by Gwyneth Jones
|$19.00 (paperback) ||
winner of the 2004 Philip K. Dick Award
Honor List for the 2004 James Tiptree, Jr. Award
a Locus-recommended book
Life is a richly textured fictional biography of the brilliant
Anna Senoz, a scientist who makes a momentous discovery about the X and
Y chromosomes. Anna’s discovery provokes widespread sexual rage and
cruelly impacts her career, her marriage, and her child. Ultimately,
Anna faces a challenge that the practice of science alone cannot meet.
Gwyneth Jones has written the most wonderful day-after-tomorrow novel,
about science, sex, love and its limitations, achievement and its
ramifications. Always surprising, always profound, this is Jones at her
brilliant best and there is no one better.
Joy Fowler, author of The Jane Austen Book Club and Sarah Canary
Exceptionally vivid, this is one of those novels that remind you what
novels at their best can do, evoking a total sense of how we live now.
Beautifully written, and a real page-turner too, sharp-witted and
suspenseful— I read it with a growing sense of exhilaration, certain
I was engaged with a true work of art.
Stanley Robinson, author of the Mars Trilogy and The Years of Rice
This is an ambitious, focused, unblinking troublemaker of a book in which
some ambitious young people meet as university students and then twine and
branch together and apart throughout their adult lives, in a near-future
world of globally contracted professionalism and commercial science. Our
heroine struggles not to make waves about the levels of more or less subtle
sex discrimination she suffers while she pursues, erratically hot and cool,
clues to a genetic shift that is already, quietly, transmuting our current
gender conflicts — and perhaps all of society — into something
new. Her obstreperous friend and alter-ego, meanwhile, pursues explicit
feminist goals as a world media star and flamboyant political activist.
Along the way hearts are broken, people stumble into social experimentation
while just trying to get along, and both allies and enemies spring up in
unlikely places. The flavor is mainstream literary in the meticulous and
dense observation of the details of daily life. But the axis of the story
is a central question of science fiction (as speculative inquiry rather
than adventure-romance): what will it take to end social gender inequity—
and what will it cost?
Handsomely done, a strong and serious exploration, with convincing people
you come to care about and high, very high stakes.
Suzy McKee Charnas, author of The Holdfast Chronicles and The Vampire
Like all of Jones's work, Life demands—and amply
repays—close reading. In addition to writing well about
the thrills and tedium of scientific research, she manages
to be both clinical and lyrical in describing her
characters' exploration of their sensuality.
— New York Times Book
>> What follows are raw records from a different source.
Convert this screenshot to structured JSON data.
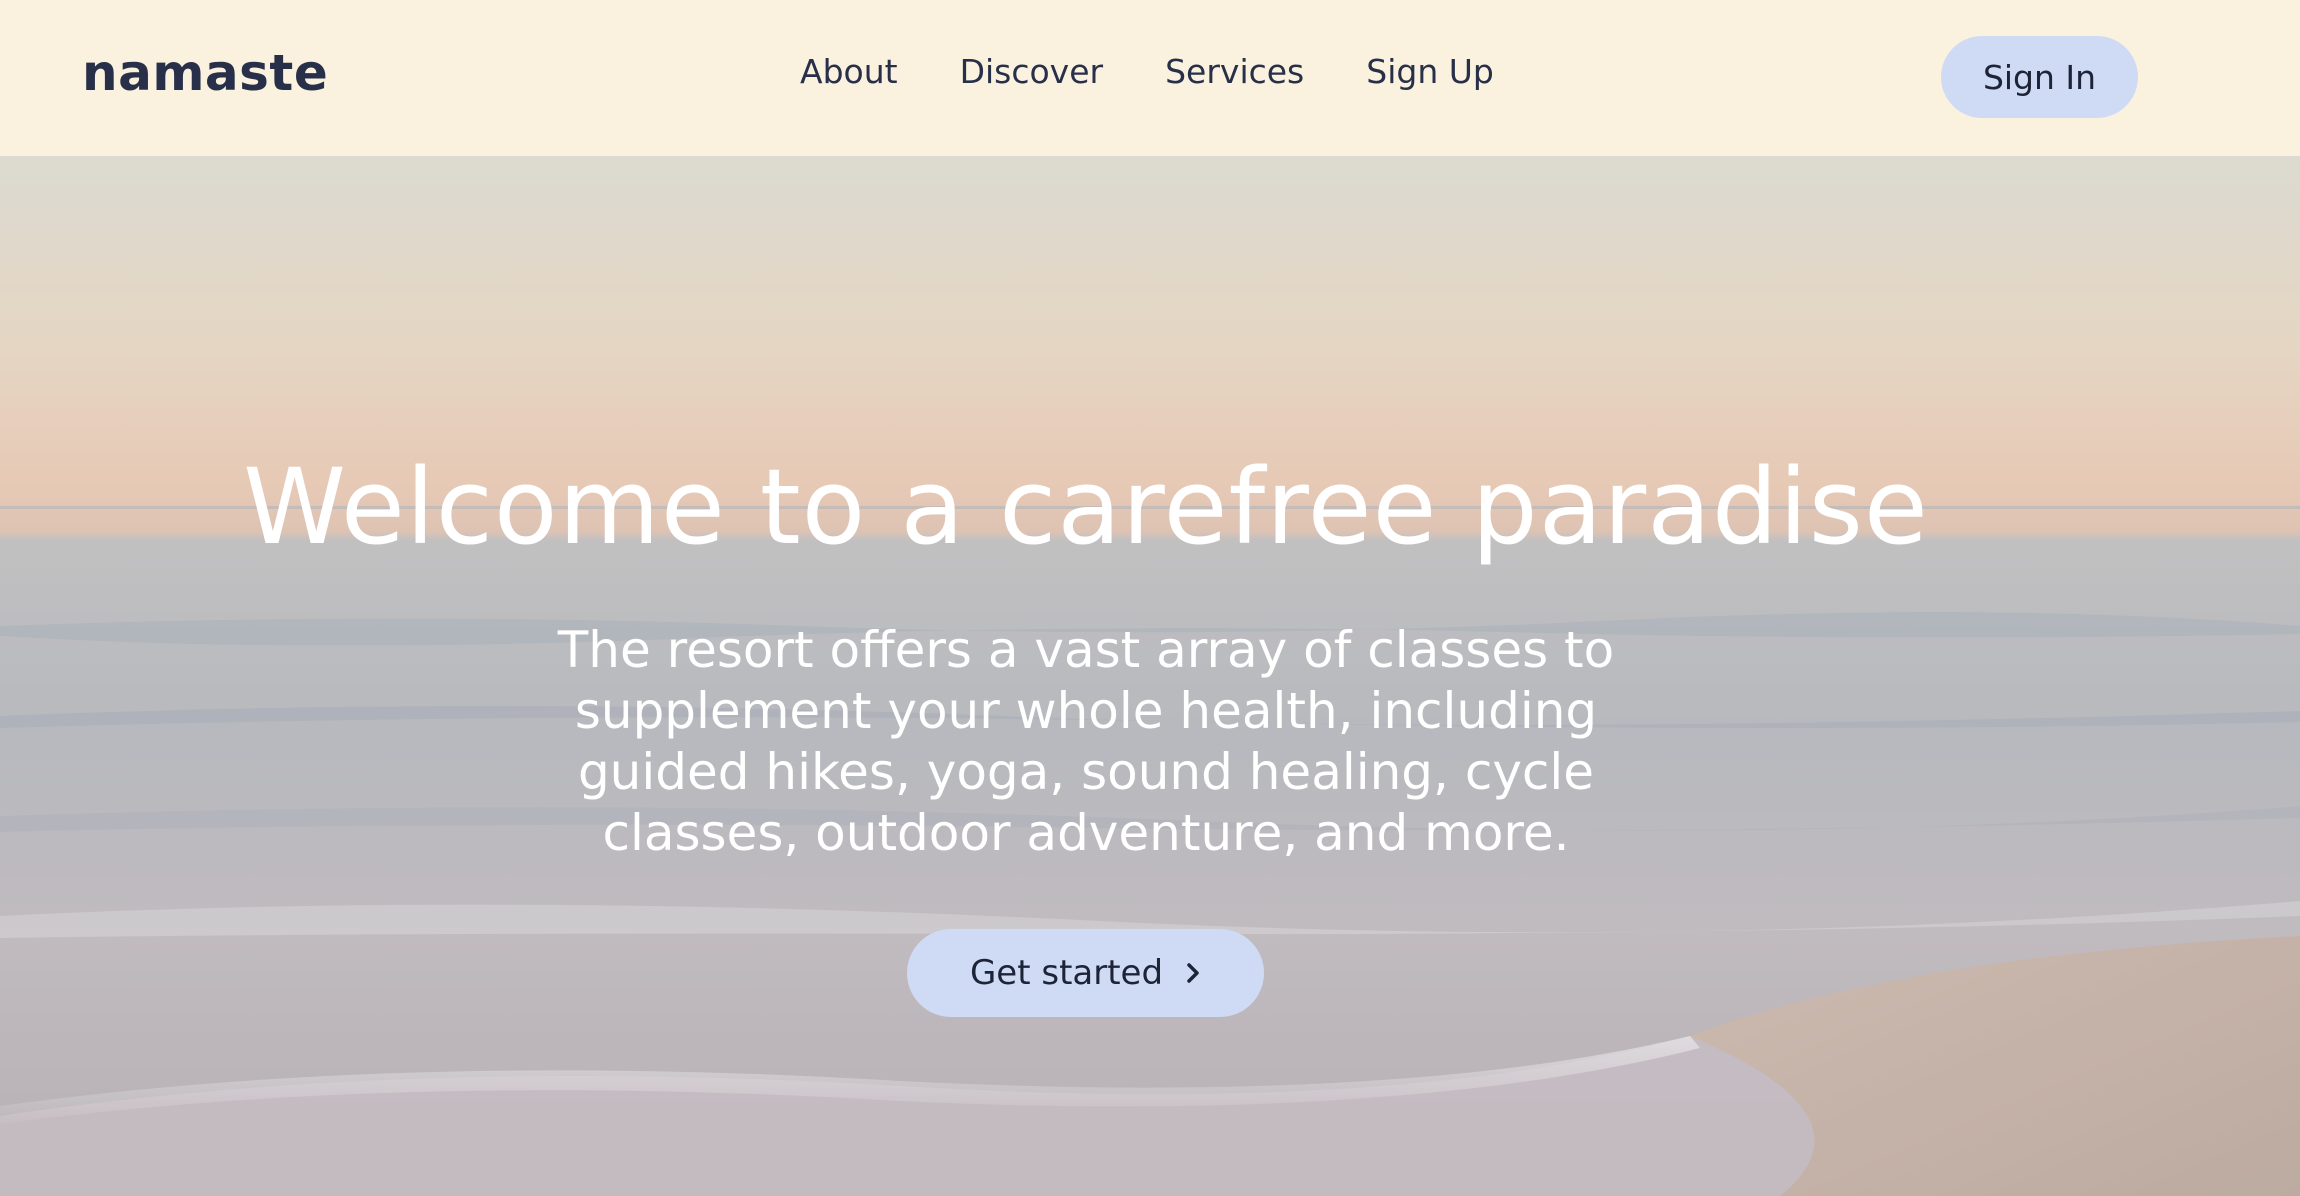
{
  "brand": {
    "logo": "namaste"
  },
  "nav": {
    "links": [
      "About",
      "Discover",
      "Services",
      "Sign Up"
    ],
    "signin_label": "Sign In"
  },
  "hero": {
    "headline": "Welcome to a carefree paradise",
    "description": "The resort offers a vast array of classes to supplement your whole health, including guided hikes, yoga, sound healing, cycle classes, outdoor adventure, and more.",
    "cta_label": "Get started",
    "cta_icon": "chevron-right-icon"
  },
  "colors": {
    "nav_background": "#faf2df",
    "text_dark": "#283049",
    "button_background": "#cfdbf4",
    "hero_text": "#ffffff"
  }
}
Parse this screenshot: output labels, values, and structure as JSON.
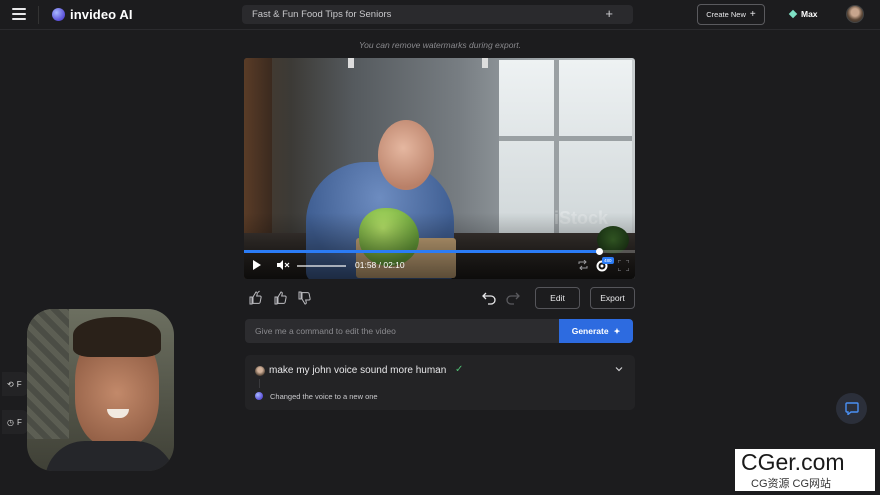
{
  "header": {
    "app_name": "invideo AI",
    "project_title": "Fast & Fun Food Tips for Seniors",
    "create_new_label": "Create New",
    "plan_label": "Max"
  },
  "notice": "You can remove watermarks during export.",
  "video": {
    "time_display": "01:58 / 02:10",
    "progress_fraction": 0.908,
    "quality_badge": "480",
    "stock_watermark": "iStock"
  },
  "actions": {
    "edit_label": "Edit",
    "export_label": "Export"
  },
  "command": {
    "placeholder": "Give me a command to edit the video",
    "generate_label": "Generate"
  },
  "history": [
    {
      "user_command": "make my john voice sound more human",
      "response": "Changed the voice to a new one"
    }
  ],
  "side_chips": [
    "F",
    "F"
  ],
  "site_watermark": {
    "main": "CGer.com",
    "sub": "CG资源 CG网站"
  },
  "colors": {
    "accent": "#2d6be0",
    "progress": "#2b7cf6",
    "success": "#4fbf73",
    "background": "#1c1c1e"
  }
}
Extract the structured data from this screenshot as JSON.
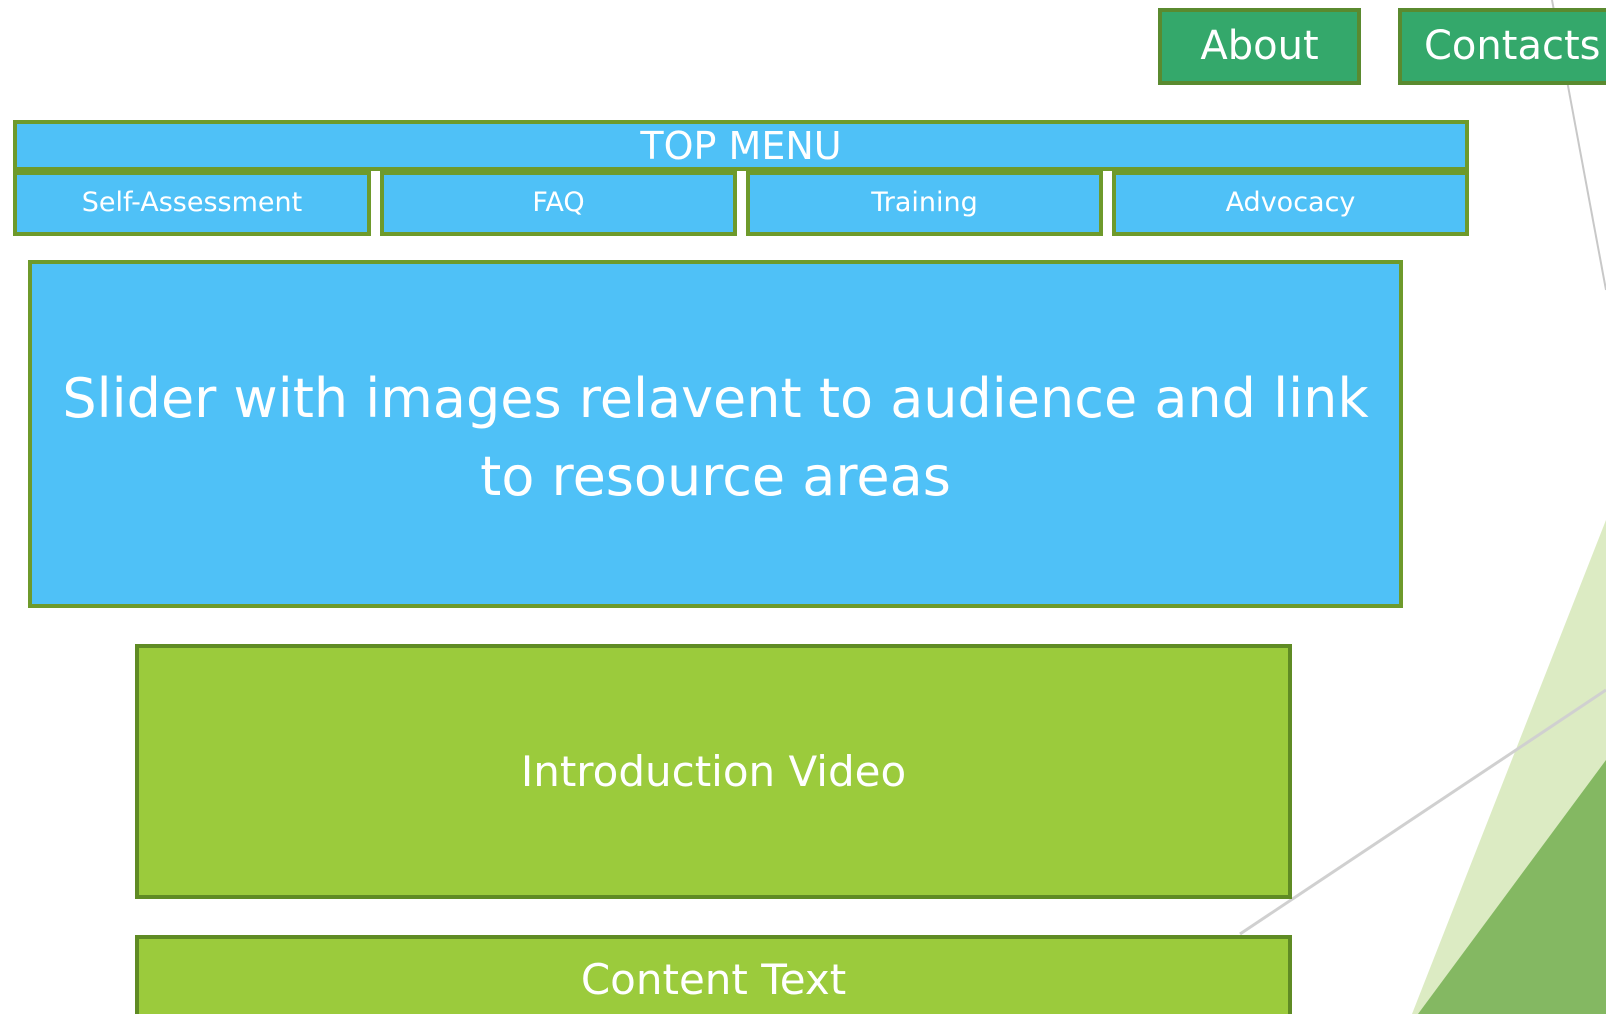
{
  "nav": {
    "about_label": "About",
    "contacts_label": "Contacts"
  },
  "top_menu": {
    "title": "TOP MENU",
    "items": [
      {
        "label": "Self-Assessment"
      },
      {
        "label": "FAQ"
      },
      {
        "label": "Training"
      },
      {
        "label": "Advocacy"
      }
    ]
  },
  "slider": {
    "text": "Slider with images relavent to audience and link to resource areas"
  },
  "intro_video": {
    "label": "Introduction Video"
  },
  "content_text": {
    "label": "Content Text"
  },
  "colors": {
    "nav_button": "#34a86b",
    "menu_blue": "#4fc1f7",
    "content_green": "#9bcb3c",
    "border_green": "#6e9a2b"
  }
}
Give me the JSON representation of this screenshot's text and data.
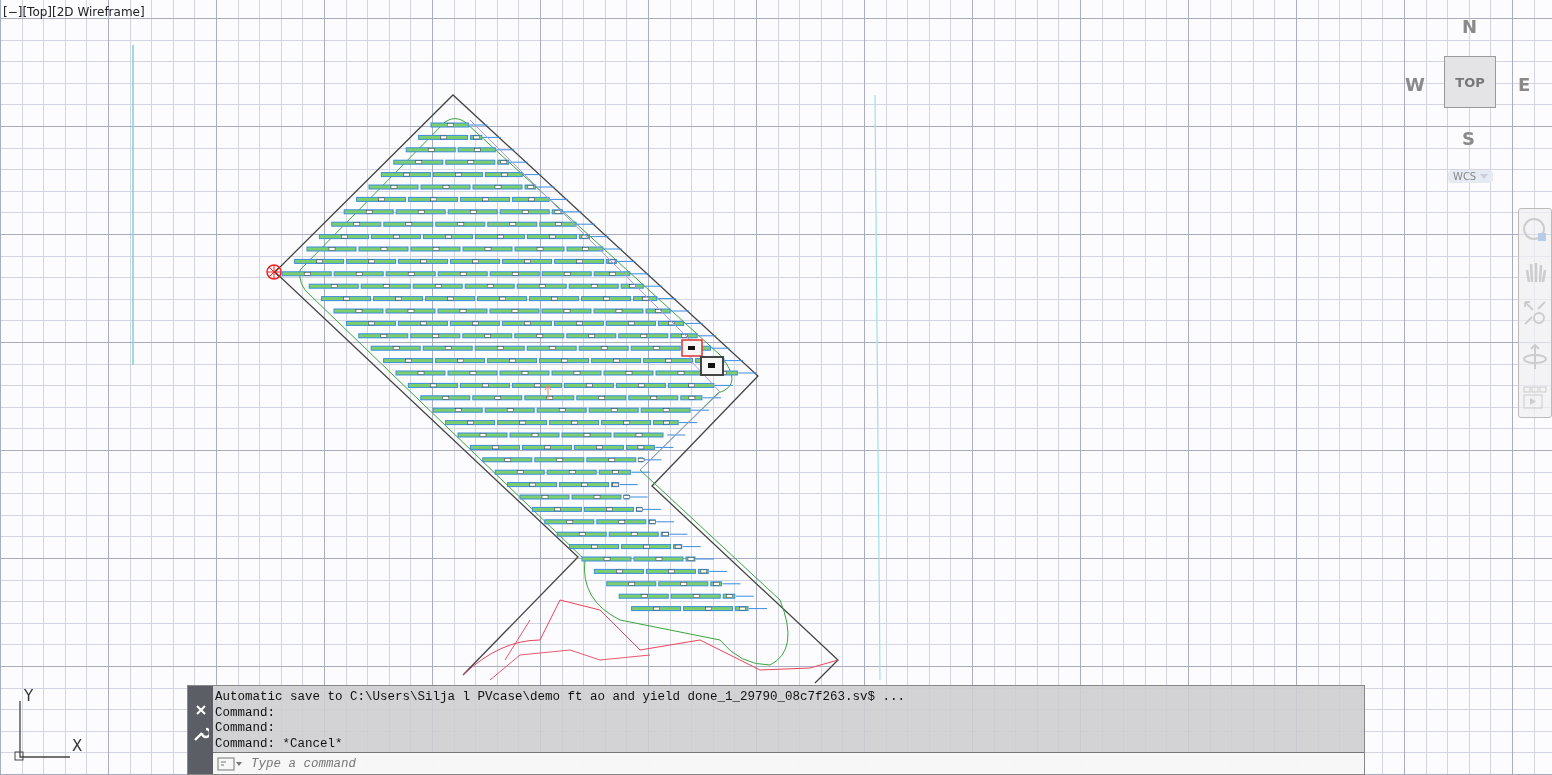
{
  "viewport_label": "[−][Top][2D Wireframe]",
  "viewcube": {
    "north": "N",
    "west": "W",
    "east": "E",
    "south": "S",
    "face": "TOP",
    "ucs_menu": "WCS"
  },
  "ucs_icon": {
    "x_label": "X",
    "y_label": "Y"
  },
  "command_line": {
    "history": [
      "Automatic save to C:\\Users\\Silja l PVcase\\demo ft ao and yield done_1_29790_08c7f263.sv$ ...",
      "Command:",
      "Command:",
      "Command: *Cancel*"
    ],
    "placeholder": "Type a command"
  }
}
Review, November 14, 2004
The lives of biologist Anna Senoz; her husband, Spence; and their
university friends intertwine as they evolve from idealistic students
into adults with concerns that may affect their world. When Anna
discovers a curious genetic trend with implications for the human sexual
identity and gender relations, she finds herself a pariah among her
colleagues. This latest novel from British author Jones (Divine
Endurance) portrays a near future of commercial globalization in which
gender discrimination persists in subtle ways, forcing biology to find a
way to fight back to equalize the sexes. Beautifully written and
elegantly paced, this story conveys bold speculative concepts through
intensely human characters. Deserving a wide crossover readership, it
is highly recommended for both sf and general fiction collections.
— Library Journal (Starred Review), Sept 15, 2004
Jones' prose is deeply engaging, drawing readers fully into her near-future
setting. Anna is a well-drawn protagonist, one who inhabits a role usually
reserved for male characters in SF: the obsessed scientist, willing to make
big sacrifices to unlock the mysteries of life.
Science Fiction Weekly,
If you are ready for something beyond ray guns and rockets, with a taste of
the real world and a touch of science fiction, try Life; it will take you
to a world you thought you knew.
Life is a novel that poses the quintessential question: what does it mean
to be human in the twenty-first century? Sex, science, the limits of love,
and the struggles of individuals seeking to find meaning in their own
lives, in a future world so close to our own, set the stage for a dramatic
play of human emotions and the crushing press of ruthless events. Highly
— Midwest Book
Review, Vol. 3, No. 11, November 2004
Jones's genius here, however, is in the many layers and textures of
experience she gives us, her recognition that great discoveries, great
science, great art—like great sorrow and tragedy—take place
against the minutiae of our days...This is a novel that strives fully
limn contemporary life, where we began and what we have become.
Sallis, Magazine of Fantasy and Science
Fiction, December 2005
[T]his is a rich, potent, challenging, and original novel which does
exactly what we always demand of the very finest science fiction: it
us think about ourselves, about our future and how we want to be.
Kincaid, Foundation, Autumn 2005
ISBN: 978-0-9746559-2-5 (13 digit)
Publication Date: 2004
paperback 276 pages